|System: Wii||Review Rating Legend|
|Dev: Neverland Ent.||1.0 - 1.9 = Avoid||4.0 - 4.4 = Great|
|Pub: Marvelous / Xceed Games||2.0 - 2.4 = Poor||4.5 - 4.9 = Must Buy|
|Release: March 17, 2009||2.5 - 2.9 = Average||5.0 = The Best|
|Players: 1||3.0 - 3.4 = Fair|
|ESRB Rating: Everyone 10+||3.5 - 3.9 = Good|
Despite a cutesier-than-usual visual overhaul, the Harvest Moon series' debut on the Wii didn't sit that well with many players who were expecting something bigger and better than past entries. With a reception that could be characterized as lukewarm, Harvest Moon: Tree of Tranquility might have appealed to new audiences, but longtime followers of the gardening, farming, and socializing simulation series found little actual improvement in the new design. On the other hand, two successful handheld Rune Factory titles proved the standard formula could benefit from an update with a new fantasy RPG twist. Fans of those games now have something to get excited about on the Wii.

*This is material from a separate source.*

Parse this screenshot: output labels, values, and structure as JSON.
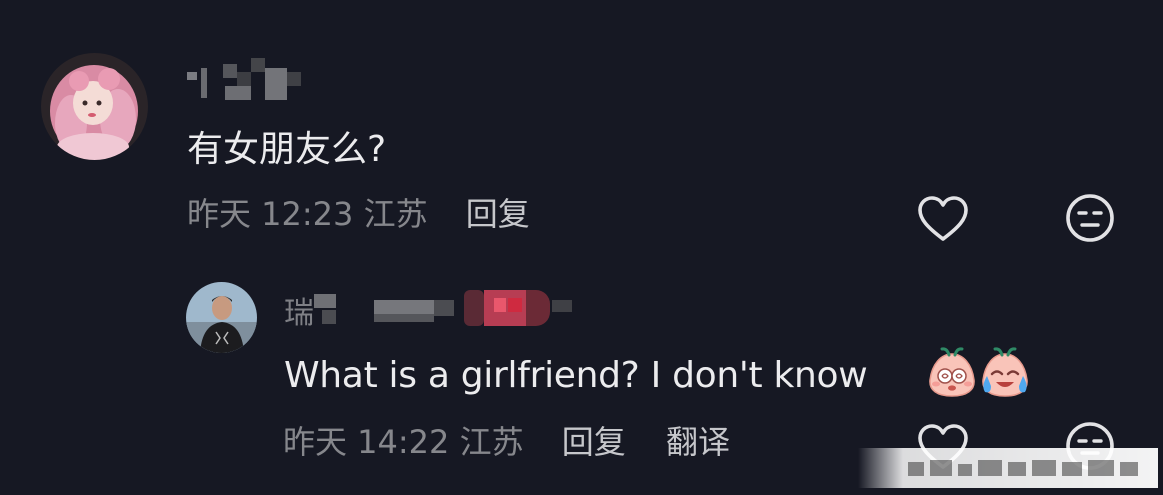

Some reoccurring characters and themes from the handheld games appear, but Rune Factory: Frontier is an entirely new adventure on its own. In the beginning, Raguna (the young lad who's the main character from the earlier games) ventures into the small town of Trampoli in search of Mist, the girl who saved him and became a close friend in the original game. It turns out a strange voice was calling to Mist in her dreams, and she had left in hopes of discovering the nature of these nocturnal visions. The two decide to settle in Trampoli, where you'll work to build your thriving homestead, get to know and help the local citizens, explore nearby caves and dungeons, and seek out the source of Mist's strange dreams. Though the game takes place in a fantasy-themed realm full of monsters and magic, it's still very much a Harvest Moon game through and through.
Every second that passes in real time amounts to a minute of in-game time. Day eventually turns to night, requiring you to get some rest, and the months and seasons gradually change. Each day you're given a set amount of stamina that's consumed in small quantities every time you do physical activities like gardening, cooking, mining, battle, and more. This limits the amount of activities you can do in a given day, but stamina can also be replenished by eating, bathing, and sleeping. Exactly how you choose to spend each day is up to you. Interacting with certain characters in various situations, meeting certain goals, and reaching stat benchmarks often triggers cutscenes and opens up opportunities to advance the story. The game lets you progress at your own pace and tackle tasks as you see fit. You'll likely find yourself dividing your time evenly between the traditional farming and social sim elements and the newer exploration and battle aspects of Rune Factory.
Like most Harvest Moon titles, you're given a meager abode, a plot of tillable land, and the freedom to do what you wish. Gathering the proper tools (a watering can to garden with, a hoe to till the soil, a hammer to break rocks, an axe to chop wood, etc.) by getting to know the townspeople, you can engage in many of the traditional homestead-centered activities long-time fans are accustomed to. Sowing seeds and tending the garden daily eventually produces seasonal crops that are good for cooking recipes, eating, selling, and giving away as gifts. You can also spend time fishing, building romantic and non-romantic relationships (and eventually get married), improving your home, foraging for resources, exploring the town limits and realms beyond, raising animals (monsters, actually), and seemingly countless other activities.
Rune Factory's controls are more functional than Tree of Tranquility's, affording a greater level of accuracy in gardening and other activities. They take a little time to get used to. Some optional motion control elements for combat and using tools are worked in as replacements for button presses, but they all encompass waggling the Wii Remote or Nunchuk in a similar manner to engage all of the tasks. They're not particularly well implemented, yet they don't really hurt the gameplay. At least it's slightly harder to trigger them by accident.